- Limited scalability. Less than three years after MongoDB was initially deployed, the largest repository was almost at maximum capacity. Any spare capacity was forecast to run out within six months as more products and reports were added, with no easy way to scale.
While the team was dealing with the architectural limitations of its existing solution, they were looking ahead to a lineup of new, high-scale capabilities that they wanted to enable for customers in the usage analytics space. The team started looking for a new, cost-effective, and low-maintenance solution that would let them move from self-maintained VMs running MongoDB to a fully managed database service.
Geo-distribution on Azure Cosmos DB: The key to an improved architecture
After exploring their options, the team decided to replace MongoDB with Azure Cosmos DB, a fully managed globally-distributed, multi-model database service designed for global distribution and virtually unlimited elastic scalability. The first step was to deploy the needed infrastructure.
In contrast to the primary/backup, two-cluster configuration that it had used with MongoDB, the team took advantage of turnkey global distribution of active data in Azure Cosmos DB. Using multiple Azure regions for data replication provided an easy way to write to any region, read from any region, and better balance the workload across the database instances—all while relying on Azure Cosmos DB to transparently handle active data replication and data consistency.
“True geo-replication had been deemed too hard to do with MongoDB, which is why the previous architecture separately wrote data to both the primary and backup clusters,” says Xiaodong Wang, a Software Engineer on the Microsoft 365 usage analytics team. “With Azure Cosmos DB, implementing transparent geo-distribution literally took minutes—just a few mouse clicks.”
The image below shows the internal architecture of the usage analytics system today. Each of the primary geographies served by Office 365 is served by Cosmos databases geo-replicated across two Azure regions within that geography. Under normal operating conditions, writes are sent to one region within each geography while reads are routed to both. If for some reason a region is prevented from serving reads, those reads are automatically routed to the other region serving that same geography.
Migrating a production workload to Azure Cosmos DB
Developers began writing a new data access layer on the new infrastructure to accommodate reads and writes, using the Azure Cosmos DB SQL (Core) API. After bringing the new system online, the team began to write new production data to both old and new systems, while continuing to serve production reports from the old one.

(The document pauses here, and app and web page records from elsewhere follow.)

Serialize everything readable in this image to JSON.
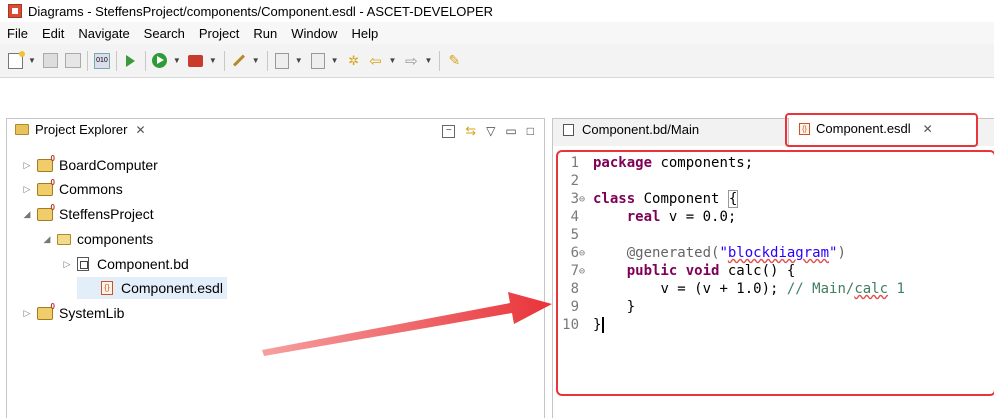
{
  "window": {
    "title": "Diagrams - SteffensProject/components/Component.esdl - ASCET-DEVELOPER"
  },
  "menu": [
    "File",
    "Edit",
    "Navigate",
    "Search",
    "Project",
    "Run",
    "Window",
    "Help"
  ],
  "toolbar_icons": [
    "new-icon",
    "save-icon",
    "save-all-icon",
    "binary-icon",
    "debug-run-icon",
    "run-icon",
    "external-tools-icon",
    "wand-icon",
    "next-annotation-icon",
    "prev-annotation-icon",
    "last-edit-icon",
    "back-icon",
    "forward-icon",
    "pen-icon"
  ],
  "explorer": {
    "tab_label": "Project Explorer",
    "close_glyph": "✕",
    "tree": [
      {
        "label": "BoardComputer",
        "level": 0,
        "expanded": false,
        "icon": "project-icon"
      },
      {
        "label": "Commons",
        "level": 0,
        "expanded": false,
        "icon": "project-icon"
      },
      {
        "label": "SteffensProject",
        "level": 0,
        "expanded": true,
        "icon": "project-icon"
      },
      {
        "label": "components",
        "level": 1,
        "expanded": true,
        "icon": "folder-icon"
      },
      {
        "label": "Component.bd",
        "level": 2,
        "expanded": false,
        "icon": "blockdiagram-file-icon"
      },
      {
        "label": "Component.esdl",
        "level": 2,
        "expanded": null,
        "icon": "esdl-file-icon",
        "selected": true
      },
      {
        "label": "SystemLib",
        "level": 0,
        "expanded": false,
        "icon": "project-icon"
      }
    ]
  },
  "editor": {
    "tabs": [
      {
        "label": "Component.bd/Main",
        "active": false
      },
      {
        "label": "Component.esdl",
        "active": true,
        "close_glyph": "✕"
      }
    ],
    "line_numbers": [
      "1",
      "2",
      "3",
      "4",
      "5",
      "6",
      "7",
      "8",
      "9",
      "10"
    ],
    "code": {
      "l1_kw": "package",
      "l1_rest": " components;",
      "l3_kw": "class",
      "l3_rest": " Component ",
      "l3_brace": "{",
      "l4_kw": "real",
      "l4_rest": " v = 0.0;",
      "l6_ann": "@generated(",
      "l6_str_q1": "\"",
      "l6_str_word": "blockdiagram",
      "l6_str_q2": "\"",
      "l6_close": ")",
      "l7_kw1": "public",
      "l7_kw2": "void",
      "l7_rest": " calc() {",
      "l8_code": "v = (v + 1.0); ",
      "l8_cm1": "// Main/",
      "l8_cm_sq": "calc",
      "l8_cm2": " 1",
      "l9": "}",
      "l10": "}"
    }
  },
  "annotation_color": "#e8343a"
}
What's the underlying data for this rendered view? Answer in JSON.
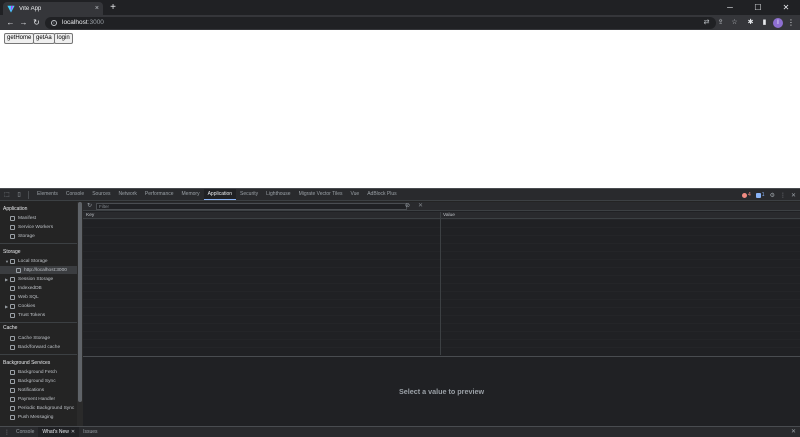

Developers began to address the reports that they would need to duplicate for the new solution, working through them one at a time. Separate Cosmos containers were created within the database for most reports, so that each collection would be separately scalable after the system came online. The largest reports were addressed first to ensure that Azure Cosmos DB could handle them, and after each new report was verified, the team began serving it from the new environment.
After all functionality and reports were being served by Azure Cosmos DB, and everything was running as it should, the team stopped writing new data to the old system and decommissioned the MongoDB environment. The development team was able to move to Azure Cosmos DB, rewrite the data access layer, and migrate all reports for all geographies without any service interruptions to end users.
In part 2 of this series, we’ll cover additional implementation details and the outcomes resulting from the Microsoft 365 usage analytics team’s implementation of Azure Cosmos DB.